This is one of the most economic ways of joining two sections of sheet metal to one another because no other materials are used in the process. A tab join is, in effect, nothing more than a fold in the metal that connects the two sheets to each other. You can achieve a similar effect with nothing more than paper. When sheet metal tab joins are formed, however, they are rigid and highly-durable. Tab joins tend to be used for cladding and roofing sheets of metal such as those made from ductile steel, aluminium or copper.

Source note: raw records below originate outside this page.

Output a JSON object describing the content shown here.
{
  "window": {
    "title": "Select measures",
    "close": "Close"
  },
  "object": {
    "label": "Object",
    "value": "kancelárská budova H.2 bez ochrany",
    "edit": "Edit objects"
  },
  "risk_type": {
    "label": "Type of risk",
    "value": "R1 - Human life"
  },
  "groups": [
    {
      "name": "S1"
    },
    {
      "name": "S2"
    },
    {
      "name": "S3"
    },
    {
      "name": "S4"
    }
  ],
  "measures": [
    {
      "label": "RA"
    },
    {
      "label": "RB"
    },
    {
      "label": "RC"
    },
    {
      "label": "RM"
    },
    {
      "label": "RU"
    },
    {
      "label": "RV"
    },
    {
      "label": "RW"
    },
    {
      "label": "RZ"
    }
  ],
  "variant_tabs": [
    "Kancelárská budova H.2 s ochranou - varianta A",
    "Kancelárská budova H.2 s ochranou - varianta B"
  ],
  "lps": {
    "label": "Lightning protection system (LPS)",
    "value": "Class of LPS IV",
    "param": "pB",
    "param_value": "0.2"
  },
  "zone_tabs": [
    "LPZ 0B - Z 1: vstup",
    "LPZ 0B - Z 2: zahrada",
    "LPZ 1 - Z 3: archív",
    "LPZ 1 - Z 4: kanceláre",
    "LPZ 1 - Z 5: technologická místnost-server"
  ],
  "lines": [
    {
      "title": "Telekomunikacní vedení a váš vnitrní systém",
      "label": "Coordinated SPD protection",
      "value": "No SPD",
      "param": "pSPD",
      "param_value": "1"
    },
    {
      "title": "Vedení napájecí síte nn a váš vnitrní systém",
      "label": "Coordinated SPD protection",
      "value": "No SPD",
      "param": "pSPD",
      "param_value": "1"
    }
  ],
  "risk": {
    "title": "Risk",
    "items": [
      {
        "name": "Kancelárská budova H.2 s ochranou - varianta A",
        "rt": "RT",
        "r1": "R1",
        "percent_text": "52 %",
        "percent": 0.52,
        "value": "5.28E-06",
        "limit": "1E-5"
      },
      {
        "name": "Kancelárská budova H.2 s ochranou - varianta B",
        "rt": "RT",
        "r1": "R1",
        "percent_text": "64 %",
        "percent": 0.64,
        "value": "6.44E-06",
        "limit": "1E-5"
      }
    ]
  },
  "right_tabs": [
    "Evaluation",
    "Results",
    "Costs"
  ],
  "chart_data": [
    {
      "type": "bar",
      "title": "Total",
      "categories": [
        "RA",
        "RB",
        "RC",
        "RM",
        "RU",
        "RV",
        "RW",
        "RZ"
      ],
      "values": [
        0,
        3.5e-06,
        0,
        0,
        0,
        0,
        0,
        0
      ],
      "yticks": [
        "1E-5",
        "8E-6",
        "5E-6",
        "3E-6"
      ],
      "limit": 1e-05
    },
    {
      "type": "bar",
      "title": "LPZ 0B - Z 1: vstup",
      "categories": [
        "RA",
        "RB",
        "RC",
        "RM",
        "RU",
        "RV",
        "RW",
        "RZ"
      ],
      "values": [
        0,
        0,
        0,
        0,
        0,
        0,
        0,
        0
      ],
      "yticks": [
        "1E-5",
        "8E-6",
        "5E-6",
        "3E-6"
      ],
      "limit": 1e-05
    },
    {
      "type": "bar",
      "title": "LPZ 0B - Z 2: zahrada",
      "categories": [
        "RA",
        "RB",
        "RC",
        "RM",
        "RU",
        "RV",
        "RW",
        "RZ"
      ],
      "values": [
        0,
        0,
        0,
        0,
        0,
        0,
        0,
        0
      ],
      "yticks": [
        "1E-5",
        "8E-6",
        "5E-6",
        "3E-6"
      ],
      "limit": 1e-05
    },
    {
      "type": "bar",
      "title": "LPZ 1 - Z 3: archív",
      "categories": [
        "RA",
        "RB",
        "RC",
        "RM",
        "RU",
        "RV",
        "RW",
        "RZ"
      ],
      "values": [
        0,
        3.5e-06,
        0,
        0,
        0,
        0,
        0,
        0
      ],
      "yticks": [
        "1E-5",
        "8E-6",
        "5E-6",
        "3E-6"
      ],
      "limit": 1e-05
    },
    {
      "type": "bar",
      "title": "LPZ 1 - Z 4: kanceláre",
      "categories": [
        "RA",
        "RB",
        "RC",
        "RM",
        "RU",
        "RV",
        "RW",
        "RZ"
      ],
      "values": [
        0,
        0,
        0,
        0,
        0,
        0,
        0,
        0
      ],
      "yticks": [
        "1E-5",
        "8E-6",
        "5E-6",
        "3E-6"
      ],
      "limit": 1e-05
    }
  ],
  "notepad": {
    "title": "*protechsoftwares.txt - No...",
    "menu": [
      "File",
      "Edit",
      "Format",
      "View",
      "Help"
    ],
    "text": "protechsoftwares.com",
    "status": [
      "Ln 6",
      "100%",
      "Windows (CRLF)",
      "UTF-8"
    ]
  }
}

This is an incredibly flexible way of attaching a pair of sheet metal sections to one another because a welder can choose to use a variety of welding methods. Sometimes, a spot weld is all that is needed for a certain type of fabrication. Where a watertight or even an airtight seal is needed, then a more extensive weld can be conducted along the seam of the two sheets of metal. Welding is also good for fixing sheet metal to tubular metal.

Clinch Joining

A cold form process, clinch joining is a preferred method for fabricators to connect a thicker section of sheet metal to a thinner one. When the two sections of metal are set out so that one section overlaps the next, a heavy-duty clinching die is forced into the two layers to reshape them. Rather like a button going through a button hole, this fixes the two sections of sheet metal to one another permanently.


Among the oldest techniques used for connecting different layers of sheet metal together, riveting is still widely used by fabrication firms. A rivet is punched into two overlapping sections of metal rather like a clinch joint. However, rather than merely reforming the metal, the rivet penetrates both sections like a nail running into two sections of wood. Various kinds of rivets are available for different sorts of jobs and looks. Typical examples include flush rivets, semi-tubular rivets and drive rivets.